The obvious advantage of a side-arm pitcher is the funk; it’s tough for hitters to pick up a low slot that they aren’t used to. In addition to command challenges, the unique angle of a sidearm or submarine pitcher often brings on a corresponding loss in velocity–but not in Justin Lawrence’s case. He pitches from a true side-arm slot, pumping gas up to 98 mph that feels like it’s coming straight at the ear of a right-handed hitter. Needless to say, it’s an uncomfortable at-bat.
The fastball movement was downward, and in my two April looks, Lawrence beat lefties with the heater on the outer-third of the plate. He isn’t pinpoint to spots within the zone, but his velocity, angle, and movement are enough to give him some breathing room in the command department. His fastball plays as plus, with 70 velocity, 60 movement, and 45 command. An 87-to-91 mph splitter dominates A-Ball hitters playing off his fastball, as he’s able to release it through the same tunnel and generate separation and finish on the pitch down in the zone. Lawrence’s splitter is more a chase pitch than one he lands for early-count strikes; how well he’s able to incorporate secondary pitches such that better hitters can’t just sit fastball is the biggest determinant to Lawrence reaching his ceiling. So long as he’s able to keep it around the plate with more frequency as he gains polish and pro experience, the split can give him a big league caliber off-speed pitch to get swings and misses.
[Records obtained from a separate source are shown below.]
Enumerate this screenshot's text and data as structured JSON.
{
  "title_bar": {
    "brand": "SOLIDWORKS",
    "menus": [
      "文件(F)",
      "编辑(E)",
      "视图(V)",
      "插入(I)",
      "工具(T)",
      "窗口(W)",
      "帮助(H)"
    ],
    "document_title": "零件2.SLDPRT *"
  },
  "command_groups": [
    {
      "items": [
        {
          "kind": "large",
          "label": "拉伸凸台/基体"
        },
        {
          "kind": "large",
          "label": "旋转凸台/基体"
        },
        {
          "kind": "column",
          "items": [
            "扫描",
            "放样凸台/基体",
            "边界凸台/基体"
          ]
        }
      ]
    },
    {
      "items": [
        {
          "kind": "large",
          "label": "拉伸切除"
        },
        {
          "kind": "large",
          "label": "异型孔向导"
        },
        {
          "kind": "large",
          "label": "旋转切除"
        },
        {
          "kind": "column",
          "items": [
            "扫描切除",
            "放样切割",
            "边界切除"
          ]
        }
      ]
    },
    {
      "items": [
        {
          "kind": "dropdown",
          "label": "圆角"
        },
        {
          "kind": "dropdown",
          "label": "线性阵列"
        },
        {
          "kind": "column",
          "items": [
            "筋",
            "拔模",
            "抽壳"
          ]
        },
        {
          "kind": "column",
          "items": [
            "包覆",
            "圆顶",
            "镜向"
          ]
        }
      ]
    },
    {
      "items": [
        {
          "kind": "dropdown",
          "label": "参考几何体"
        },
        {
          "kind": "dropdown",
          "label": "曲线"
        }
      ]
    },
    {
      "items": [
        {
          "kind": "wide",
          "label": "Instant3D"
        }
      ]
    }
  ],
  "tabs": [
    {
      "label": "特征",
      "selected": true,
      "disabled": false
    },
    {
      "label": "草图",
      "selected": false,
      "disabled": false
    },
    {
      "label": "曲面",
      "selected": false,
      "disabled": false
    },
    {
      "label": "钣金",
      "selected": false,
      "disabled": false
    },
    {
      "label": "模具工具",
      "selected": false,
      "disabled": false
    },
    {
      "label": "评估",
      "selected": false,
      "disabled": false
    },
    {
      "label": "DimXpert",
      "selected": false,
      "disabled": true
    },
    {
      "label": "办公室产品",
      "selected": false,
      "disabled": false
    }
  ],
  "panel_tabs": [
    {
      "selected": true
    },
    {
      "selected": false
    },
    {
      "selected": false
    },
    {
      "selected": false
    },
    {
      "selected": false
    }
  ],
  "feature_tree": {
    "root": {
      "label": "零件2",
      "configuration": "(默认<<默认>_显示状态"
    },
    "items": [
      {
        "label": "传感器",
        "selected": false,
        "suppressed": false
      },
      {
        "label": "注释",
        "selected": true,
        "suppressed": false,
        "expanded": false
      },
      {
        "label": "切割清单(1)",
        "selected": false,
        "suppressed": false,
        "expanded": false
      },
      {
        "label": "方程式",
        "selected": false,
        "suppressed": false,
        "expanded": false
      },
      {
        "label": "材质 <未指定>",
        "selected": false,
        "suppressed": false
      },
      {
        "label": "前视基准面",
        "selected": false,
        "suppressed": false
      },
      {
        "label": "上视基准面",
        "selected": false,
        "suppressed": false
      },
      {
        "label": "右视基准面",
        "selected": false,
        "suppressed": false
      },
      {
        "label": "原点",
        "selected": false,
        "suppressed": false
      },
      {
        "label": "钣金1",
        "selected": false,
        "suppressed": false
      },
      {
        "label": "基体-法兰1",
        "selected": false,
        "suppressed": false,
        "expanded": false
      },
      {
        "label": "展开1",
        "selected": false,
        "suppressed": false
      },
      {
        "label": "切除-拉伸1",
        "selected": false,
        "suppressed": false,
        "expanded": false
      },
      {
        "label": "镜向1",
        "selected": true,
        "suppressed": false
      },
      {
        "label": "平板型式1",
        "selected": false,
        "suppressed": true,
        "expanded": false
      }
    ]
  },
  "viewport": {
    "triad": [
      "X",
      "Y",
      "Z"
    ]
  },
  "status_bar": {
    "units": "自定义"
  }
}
Lawrence could go to Denver right now and ROOGY on the strength of his fastball, presenting a high floor for an unheralded 12th-rounder out of Daytona State. The splitter’s consistency should take a step forward, giving the ceiling of a setup man that’s able to pitch in high-leverage innings.